To ensure historical allegations were identified in the diocese’s files, independent investigators from U.S. Investigative Security Services of Charlotte reviewed 1,600 personnel files of priests, deacons and religious brothers, as well as other archives, for any indication of allegations of sexual abuse of a minor. Their review took more than 1,000 hours and encompassed 150,000 pages of documents. As a result, four credible cases of alleged abuse handled before the Charter protocols took effect in 2002 were surfaced from the files and included on the list.
“As with most organizations, very little attention had been paid to our personnel files going back almost 50 years, but we knew it was important to explore their contents and make relevant information known,” said the Rev. Patrick J. Winslow, a canon lawyer and former promoter of justice who oversaw the file review as the diocese’s newly appointed vicar general and chancellor. “Today, we sincerely hope our efforts will provide some validation for abuse survivors and promote a culture that allows people who may be suffering in silence to come forward and seek help.”
The Charlotte diocese has embraced – and built upon – the Charter protocols.
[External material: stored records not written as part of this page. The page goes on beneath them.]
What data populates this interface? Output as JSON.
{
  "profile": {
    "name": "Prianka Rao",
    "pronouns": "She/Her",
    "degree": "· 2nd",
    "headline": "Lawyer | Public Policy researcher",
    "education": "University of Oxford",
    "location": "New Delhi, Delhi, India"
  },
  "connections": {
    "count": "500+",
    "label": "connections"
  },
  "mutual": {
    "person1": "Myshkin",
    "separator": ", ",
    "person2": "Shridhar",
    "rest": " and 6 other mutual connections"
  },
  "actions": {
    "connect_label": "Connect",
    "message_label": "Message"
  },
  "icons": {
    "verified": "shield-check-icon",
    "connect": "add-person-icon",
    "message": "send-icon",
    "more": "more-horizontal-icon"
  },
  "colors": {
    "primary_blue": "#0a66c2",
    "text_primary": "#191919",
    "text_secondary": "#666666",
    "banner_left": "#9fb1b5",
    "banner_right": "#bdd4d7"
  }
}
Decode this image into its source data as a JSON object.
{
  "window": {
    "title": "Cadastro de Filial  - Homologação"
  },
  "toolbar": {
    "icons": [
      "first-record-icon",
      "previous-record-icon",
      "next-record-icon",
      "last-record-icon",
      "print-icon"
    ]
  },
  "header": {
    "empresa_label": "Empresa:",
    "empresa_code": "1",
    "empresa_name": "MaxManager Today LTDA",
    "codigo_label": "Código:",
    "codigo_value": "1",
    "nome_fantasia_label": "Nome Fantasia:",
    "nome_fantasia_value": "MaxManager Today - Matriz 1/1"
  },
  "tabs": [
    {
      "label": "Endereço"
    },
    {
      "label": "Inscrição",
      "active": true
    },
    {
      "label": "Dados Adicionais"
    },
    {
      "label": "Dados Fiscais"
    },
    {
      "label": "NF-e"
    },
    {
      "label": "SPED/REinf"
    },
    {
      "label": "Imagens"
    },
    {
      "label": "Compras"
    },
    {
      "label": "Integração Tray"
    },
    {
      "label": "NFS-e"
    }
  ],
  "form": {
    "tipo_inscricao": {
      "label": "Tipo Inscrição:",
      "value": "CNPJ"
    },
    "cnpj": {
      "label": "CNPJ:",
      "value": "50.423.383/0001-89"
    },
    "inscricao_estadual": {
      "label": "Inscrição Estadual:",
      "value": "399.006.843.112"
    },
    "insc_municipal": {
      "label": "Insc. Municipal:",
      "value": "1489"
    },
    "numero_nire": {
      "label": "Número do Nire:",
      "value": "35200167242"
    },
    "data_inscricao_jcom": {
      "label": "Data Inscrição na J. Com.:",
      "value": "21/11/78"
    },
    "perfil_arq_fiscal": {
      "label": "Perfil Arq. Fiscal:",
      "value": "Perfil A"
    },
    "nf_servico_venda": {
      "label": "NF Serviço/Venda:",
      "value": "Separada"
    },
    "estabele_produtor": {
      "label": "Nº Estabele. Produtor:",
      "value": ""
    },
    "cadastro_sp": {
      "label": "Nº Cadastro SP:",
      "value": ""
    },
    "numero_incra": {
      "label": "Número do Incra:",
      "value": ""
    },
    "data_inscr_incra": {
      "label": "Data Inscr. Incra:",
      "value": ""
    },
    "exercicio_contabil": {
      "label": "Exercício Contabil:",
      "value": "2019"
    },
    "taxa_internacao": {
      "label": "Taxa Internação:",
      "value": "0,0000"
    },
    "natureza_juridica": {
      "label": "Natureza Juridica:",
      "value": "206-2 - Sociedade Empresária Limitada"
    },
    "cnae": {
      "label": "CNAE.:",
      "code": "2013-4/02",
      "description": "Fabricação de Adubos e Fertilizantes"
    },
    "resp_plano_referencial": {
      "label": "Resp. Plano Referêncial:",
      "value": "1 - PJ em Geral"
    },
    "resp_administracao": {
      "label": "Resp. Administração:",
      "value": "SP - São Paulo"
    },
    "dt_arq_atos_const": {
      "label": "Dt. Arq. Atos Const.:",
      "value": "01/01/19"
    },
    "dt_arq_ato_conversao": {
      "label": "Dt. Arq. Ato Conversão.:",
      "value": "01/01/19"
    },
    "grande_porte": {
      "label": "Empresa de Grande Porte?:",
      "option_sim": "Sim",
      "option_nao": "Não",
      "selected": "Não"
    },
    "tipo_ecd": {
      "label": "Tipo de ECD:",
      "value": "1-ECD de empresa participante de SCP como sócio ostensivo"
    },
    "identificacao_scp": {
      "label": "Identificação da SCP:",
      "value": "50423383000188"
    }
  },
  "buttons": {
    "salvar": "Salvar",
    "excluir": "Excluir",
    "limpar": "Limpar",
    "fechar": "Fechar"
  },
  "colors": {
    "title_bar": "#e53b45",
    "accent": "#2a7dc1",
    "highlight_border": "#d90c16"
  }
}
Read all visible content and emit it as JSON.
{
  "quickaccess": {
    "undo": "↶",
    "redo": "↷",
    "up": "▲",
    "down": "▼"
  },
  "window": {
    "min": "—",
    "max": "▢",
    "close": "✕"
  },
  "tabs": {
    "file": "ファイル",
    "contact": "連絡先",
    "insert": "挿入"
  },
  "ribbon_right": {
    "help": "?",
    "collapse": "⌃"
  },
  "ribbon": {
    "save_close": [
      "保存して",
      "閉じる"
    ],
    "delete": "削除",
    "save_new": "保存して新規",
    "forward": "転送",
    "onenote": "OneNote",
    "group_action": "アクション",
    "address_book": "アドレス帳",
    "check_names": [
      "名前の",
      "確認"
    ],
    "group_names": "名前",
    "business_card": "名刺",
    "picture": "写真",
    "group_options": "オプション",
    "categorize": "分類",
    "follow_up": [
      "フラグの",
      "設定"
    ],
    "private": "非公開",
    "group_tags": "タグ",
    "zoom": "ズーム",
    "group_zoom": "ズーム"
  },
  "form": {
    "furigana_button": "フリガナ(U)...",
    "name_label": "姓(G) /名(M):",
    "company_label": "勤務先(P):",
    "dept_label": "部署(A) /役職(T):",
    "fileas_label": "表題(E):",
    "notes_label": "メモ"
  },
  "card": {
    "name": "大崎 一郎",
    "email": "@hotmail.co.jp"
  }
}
Protections today include:
• Immediate required reporting of all abuse allegations to civil authorities.
• Required background checks and Safe Environment training for all personnel and volunteers.
• An independent Lay Review Board to investigate and determine credibility of abuse allegations.
• A rigorous code of conduct that prohibits Church personnel and volunteers from being alone with children, except in rare circumstances that involve parental oversight.
• A local college seminary, founded in 2016, to promote local vocations, reduce reliance on outside clergy and more closely guide the formation of its future priests.
“Please pray with me that this information achieves the goal of bringing healing to victims,” Jugis said in his letter. “With the Lord’s help, we can continue fostering a safe and supportive environment in our parishes, schools and ministries so that the Church in western North Carolina can help lead future generations to Him.”